The OIG recommended that the Chicago Police Department (CPD) civilianize 292 positions to save the City an estimated $6.4 to $16.6 million annually.
The report analyzed opportunities to civilianize certain positions in 30 separate CPD units, and found that at least 292 full-time positions of the 370 reviewed could be filled by civilians.
The 30 units reviewed were primarily non-law-enforcement units the OIG deemed likely to contain positions that could be civilianized. This assumption bore out in the analysis, as the OIG uncovered sworn law enforcement officers performing purely administrative tasks such as travel arrangement (Finance Division), data entry (Records Inquiry Section), nursing (Medical Services Section), graphic design (General Support Division), accounting (Bureau of Organized Crime), timekeeping (Office of the First Deputy Superintendent), and grant writing (Research and Development Division).
“Our review revealed that that the City has a variety of options for civilianizing these positions,” said Inspector General Joe Ferguson. “Doing so would not only save the City money, but it would also allow CPD to redeploy these and possibly other sworn officers to other high priority missions. Chicago taxpayers have invested heavily in ensuring that CPD officers receive specialized law enforcement training; using it to arrange travel or handle media requests doesn’t comport with best practices or common sense.”
Based on similar initiatives in other cities, the OIG used a series of questions to determine which positions within the non-enforcement units of CPD should be recommended for civilianization. The OIG asked the following four questions for each position currently filled by a full-duty sworn officer:
1. Does the position require the exercise of law enforcement powers?
2. Are the skills, training, or experience of a sworn officer required to fulfill the duties of the position?
3. Would assigning sworn staff be helpful for other reasons?
4. Can the requirements of the position be fulfilled by a specially trained civilian?
If the answer to the first three questions was “no” and the answer to the fourth question was “yes”, the position was recommended for civilianization.
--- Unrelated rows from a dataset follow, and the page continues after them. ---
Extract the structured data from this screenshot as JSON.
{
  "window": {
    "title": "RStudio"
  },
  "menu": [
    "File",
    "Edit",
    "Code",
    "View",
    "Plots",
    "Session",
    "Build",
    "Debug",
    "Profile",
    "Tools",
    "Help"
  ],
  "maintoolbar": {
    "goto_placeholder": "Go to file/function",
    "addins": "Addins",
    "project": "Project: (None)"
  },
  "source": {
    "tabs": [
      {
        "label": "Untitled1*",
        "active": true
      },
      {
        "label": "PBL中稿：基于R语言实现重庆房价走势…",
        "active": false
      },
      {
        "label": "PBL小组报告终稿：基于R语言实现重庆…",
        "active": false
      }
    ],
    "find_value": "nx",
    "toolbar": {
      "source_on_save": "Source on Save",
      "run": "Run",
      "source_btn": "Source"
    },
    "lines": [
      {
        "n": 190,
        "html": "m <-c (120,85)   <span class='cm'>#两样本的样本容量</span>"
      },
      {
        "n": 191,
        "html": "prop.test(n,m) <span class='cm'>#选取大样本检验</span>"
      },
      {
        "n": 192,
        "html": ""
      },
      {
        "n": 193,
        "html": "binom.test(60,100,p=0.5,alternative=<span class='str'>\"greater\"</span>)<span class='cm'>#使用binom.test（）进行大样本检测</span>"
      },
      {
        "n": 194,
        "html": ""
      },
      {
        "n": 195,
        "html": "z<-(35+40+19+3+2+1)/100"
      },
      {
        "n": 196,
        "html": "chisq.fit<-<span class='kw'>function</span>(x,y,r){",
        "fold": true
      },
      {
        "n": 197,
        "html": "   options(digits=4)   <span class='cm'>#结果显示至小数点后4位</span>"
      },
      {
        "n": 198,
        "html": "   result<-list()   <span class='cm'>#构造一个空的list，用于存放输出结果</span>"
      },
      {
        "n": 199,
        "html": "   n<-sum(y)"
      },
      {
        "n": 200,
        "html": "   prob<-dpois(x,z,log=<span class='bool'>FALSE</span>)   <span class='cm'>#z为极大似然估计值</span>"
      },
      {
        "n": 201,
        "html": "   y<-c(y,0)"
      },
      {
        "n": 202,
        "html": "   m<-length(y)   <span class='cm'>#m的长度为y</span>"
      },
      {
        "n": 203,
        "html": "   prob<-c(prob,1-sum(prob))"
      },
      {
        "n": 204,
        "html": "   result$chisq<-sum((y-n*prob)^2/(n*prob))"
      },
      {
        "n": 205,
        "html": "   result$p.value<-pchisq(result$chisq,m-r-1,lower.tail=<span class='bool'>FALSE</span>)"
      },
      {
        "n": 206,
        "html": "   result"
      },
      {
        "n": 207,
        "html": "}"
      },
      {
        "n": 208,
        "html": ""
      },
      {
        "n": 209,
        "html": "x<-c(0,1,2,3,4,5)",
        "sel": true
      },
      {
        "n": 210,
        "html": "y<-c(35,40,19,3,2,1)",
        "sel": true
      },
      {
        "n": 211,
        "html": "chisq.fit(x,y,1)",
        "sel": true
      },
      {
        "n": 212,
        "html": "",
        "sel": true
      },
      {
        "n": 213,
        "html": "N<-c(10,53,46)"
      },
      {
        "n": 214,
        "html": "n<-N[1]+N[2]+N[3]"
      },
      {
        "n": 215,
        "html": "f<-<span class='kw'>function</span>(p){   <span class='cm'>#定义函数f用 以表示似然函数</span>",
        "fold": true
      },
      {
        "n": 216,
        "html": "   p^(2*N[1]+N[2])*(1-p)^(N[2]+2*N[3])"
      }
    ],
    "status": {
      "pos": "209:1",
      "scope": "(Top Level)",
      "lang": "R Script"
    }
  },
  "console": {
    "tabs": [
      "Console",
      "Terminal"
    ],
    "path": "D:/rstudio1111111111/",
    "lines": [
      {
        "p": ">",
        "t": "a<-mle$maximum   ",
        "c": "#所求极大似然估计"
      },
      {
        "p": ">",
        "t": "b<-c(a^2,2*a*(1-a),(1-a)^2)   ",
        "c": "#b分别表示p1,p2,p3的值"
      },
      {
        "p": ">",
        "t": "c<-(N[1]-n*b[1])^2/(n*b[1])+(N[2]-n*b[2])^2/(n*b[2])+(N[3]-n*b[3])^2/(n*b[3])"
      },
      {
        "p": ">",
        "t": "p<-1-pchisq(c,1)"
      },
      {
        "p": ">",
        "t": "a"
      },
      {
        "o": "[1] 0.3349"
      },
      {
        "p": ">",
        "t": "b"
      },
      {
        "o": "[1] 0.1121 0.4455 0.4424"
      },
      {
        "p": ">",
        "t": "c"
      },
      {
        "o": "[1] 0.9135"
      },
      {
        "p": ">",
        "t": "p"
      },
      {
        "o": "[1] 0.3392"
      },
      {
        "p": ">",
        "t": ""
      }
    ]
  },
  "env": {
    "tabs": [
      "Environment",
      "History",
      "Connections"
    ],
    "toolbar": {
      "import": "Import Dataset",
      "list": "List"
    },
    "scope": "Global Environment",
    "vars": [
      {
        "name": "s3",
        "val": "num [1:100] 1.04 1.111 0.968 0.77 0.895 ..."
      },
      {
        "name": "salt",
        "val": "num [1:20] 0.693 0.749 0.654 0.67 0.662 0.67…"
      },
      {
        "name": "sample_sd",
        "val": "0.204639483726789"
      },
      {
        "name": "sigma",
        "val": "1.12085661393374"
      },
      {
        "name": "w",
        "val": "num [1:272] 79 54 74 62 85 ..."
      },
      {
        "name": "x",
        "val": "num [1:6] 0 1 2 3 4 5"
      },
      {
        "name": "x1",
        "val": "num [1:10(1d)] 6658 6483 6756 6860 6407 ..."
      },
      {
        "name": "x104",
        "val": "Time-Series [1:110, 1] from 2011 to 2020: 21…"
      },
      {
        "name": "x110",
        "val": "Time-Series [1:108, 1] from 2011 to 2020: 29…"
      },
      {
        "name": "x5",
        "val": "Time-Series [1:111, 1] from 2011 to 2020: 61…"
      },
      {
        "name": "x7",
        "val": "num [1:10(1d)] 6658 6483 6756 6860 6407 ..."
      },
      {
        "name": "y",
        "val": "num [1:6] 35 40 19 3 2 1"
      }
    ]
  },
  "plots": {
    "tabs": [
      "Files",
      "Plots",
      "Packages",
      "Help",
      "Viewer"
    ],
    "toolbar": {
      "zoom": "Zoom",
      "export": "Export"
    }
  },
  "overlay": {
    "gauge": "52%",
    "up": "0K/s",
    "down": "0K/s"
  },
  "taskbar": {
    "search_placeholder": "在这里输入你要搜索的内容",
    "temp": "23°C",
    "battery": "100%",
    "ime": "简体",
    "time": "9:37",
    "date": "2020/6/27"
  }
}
Depending on the replacement civilians’ salaries, the City could save an estimated 16 to 41 percent per position through civilianization (or $6.4 million to $16.6 million annually). Even if the replacement civilians were to receive the same salary as the sworn officers they replace, the City would achieve savings due to both the more generous fringe benefits that sworn officers receive, as well as the non-salary compensation provided to sworn officers.
“All told, the City spends nearly $1.8 billion on CPD operations, healthcare, and pension costs,” said Ferguson. “And few duties are as important to the City as providing public safety for its residents. Because of the importance of those duties, it is imperative that they be subject to scrutiny.”